# Prompt
Exclude the pictures from your copy, and reproduce each entry below verbatim.
______
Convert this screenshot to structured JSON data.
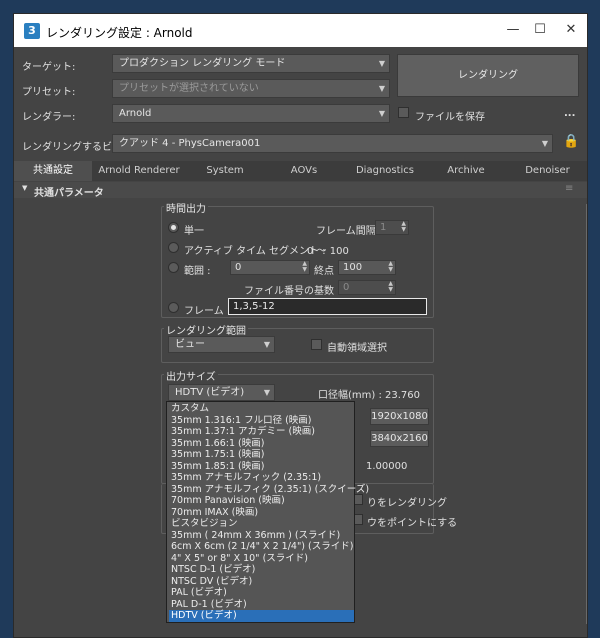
{
  "window": {
    "title": "レンダリング設定 : Arnold",
    "app_icon": "3"
  },
  "controls": {
    "target_label": "ターゲット:",
    "target_value": "プロダクション レンダリング モード",
    "preset_label": "プリセット:",
    "preset_value": "プリセットが選択されていない",
    "renderer_label": "レンダラー:",
    "renderer_value": "Arnold",
    "save_file_label": "ファイルを保存",
    "more_label": "...",
    "render_button": "レンダリング",
    "view_label": "レンダリングするビュー:",
    "view_value": "クアッド 4 - PhysCamera001"
  },
  "tabs": [
    "共通設定",
    "Arnold Renderer",
    "System",
    "AOVs",
    "Diagnostics",
    "Archive",
    "Denoiser"
  ],
  "rollout": {
    "title": "共通パラメータ"
  },
  "time_output": {
    "title": "時間出力",
    "single": "単一",
    "frame_interval_label": "フレーム間隔 :",
    "frame_interval_value": "1",
    "active_segment": "アクティブ タイム セグメント :",
    "active_segment_value": "0 〜 100",
    "range": "範囲 :",
    "range_start": "0",
    "range_end_label": "終点",
    "range_end": "100",
    "file_number_label": "ファイル番号の基数 :",
    "file_number_value": "0",
    "frames": "フレーム :",
    "frames_value": "1,3,5-12"
  },
  "render_area": {
    "title": "レンダリング範囲",
    "value": "ビュー",
    "auto_region": "自動領域選択"
  },
  "output_size": {
    "title": "出力サイズ",
    "preset": "HDTV (ビデオ)",
    "aperture": "口径幅(mm) : 23.760",
    "res1": "1920x1080",
    "res2": "3840x2160",
    "aspect": "1.00000",
    "partial_a": "りをレンダリング",
    "partial_b": "ウをポイントにする"
  },
  "dropdown_items": [
    "カスタム",
    "35mm 1.316:1 フル口径 (映画)",
    "35mm 1.37:1 アカデミー (映画)",
    "35mm 1.66:1 (映画)",
    "35mm 1.75:1 (映画)",
    "35mm 1.85:1 (映画)",
    "35mm アナモルフィック (2.35:1)",
    "35mm アナモルフィク (2.35:1) (スクイーズ)",
    "70mm Panavision (映画)",
    "70mm IMAX (映画)",
    "ビスタビジョン",
    "35mm ( 24mm X 36mm ) (スライド)",
    "6cm X 6cm (2 1/4\" X 2 1/4\") (スライド)",
    "4\" X 5\" or 8\" X 10\" (スライド)",
    "NTSC D-1 (ビデオ)",
    "NTSC DV (ビデオ)",
    "PAL (ビデオ)",
    "PAL D-1 (ビデオ)",
    "HDTV (ビデオ)"
  ],
  "colors": {
    "accent": "#2a6fb8",
    "window_bg": "#444444"
  }
}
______
# Completed task
Convert this screenshot to structured JSON data.
{
  "window": {
    "title": "レンダリング設定 : Arnold",
    "app_icon": "3"
  },
  "controls": {
    "target_label": "ターゲット:",
    "target_value": "プロダクション レンダリング モード",
    "preset_label": "プリセット:",
    "preset_value": "プリセットが選択されていない",
    "renderer_label": "レンダラー:",
    "renderer_value": "Arnold",
    "save_file_label": "ファイルを保存",
    "more_label": "...",
    "render_button": "レンダリング",
    "view_label": "レンダリングするビュー:",
    "view_value": "クアッド 4 - PhysCamera001"
  },
  "tabs": [
    "共通設定",
    "Arnold Renderer",
    "System",
    "AOVs",
    "Diagnostics",
    "Archive",
    "Denoiser"
  ],
  "rollout": {
    "title": "共通パラメータ"
  },
  "time_output": {
    "title": "時間出力",
    "single": "単一",
    "frame_interval_label": "フレーム間隔 :",
    "frame_interval_value": "1",
    "active_segment": "アクティブ タイム セグメント :",
    "active_segment_value": "0 〜 100",
    "range": "範囲 :",
    "range_start": "0",
    "range_end_label": "終点",
    "range_end": "100",
    "file_number_label": "ファイル番号の基数 :",
    "file_number_value": "0",
    "frames": "フレーム :",
    "frames_value": "1,3,5-12"
  },
  "render_area": {
    "title": "レンダリング範囲",
    "value": "ビュー",
    "auto_region": "自動領域選択"
  },
  "output_size": {
    "title": "出力サイズ",
    "preset": "HDTV (ビデオ)",
    "aperture": "口径幅(mm) : 23.760",
    "res1": "1920x1080",
    "res2": "3840x2160",
    "aspect": "1.00000",
    "partial_a": "りをレンダリング",
    "partial_b": "ウをポイントにする"
  },
  "dropdown_items": [
    "カスタム",
    "35mm 1.316:1 フル口径 (映画)",
    "35mm 1.37:1 アカデミー (映画)",
    "35mm 1.66:1 (映画)",
    "35mm 1.75:1 (映画)",
    "35mm 1.85:1 (映画)",
    "35mm アナモルフィック (2.35:1)",
    "35mm アナモルフィク (2.35:1) (スクイーズ)",
    "70mm Panavision (映画)",
    "70mm IMAX (映画)",
    "ビスタビジョン",
    "35mm ( 24mm X 36mm ) (スライド)",
    "6cm X 6cm (2 1/4\" X 2 1/4\") (スライド)",
    "4\" X 5\" or 8\" X 10\" (スライド)",
    "NTSC D-1 (ビデオ)",
    "NTSC DV (ビデオ)",
    "PAL (ビデオ)",
    "PAL D-1 (ビデオ)",
    "HDTV (ビデオ)"
  ],
  "colors": {
    "accent": "#2a6fb8",
    "window_bg": "#444444"
  }
}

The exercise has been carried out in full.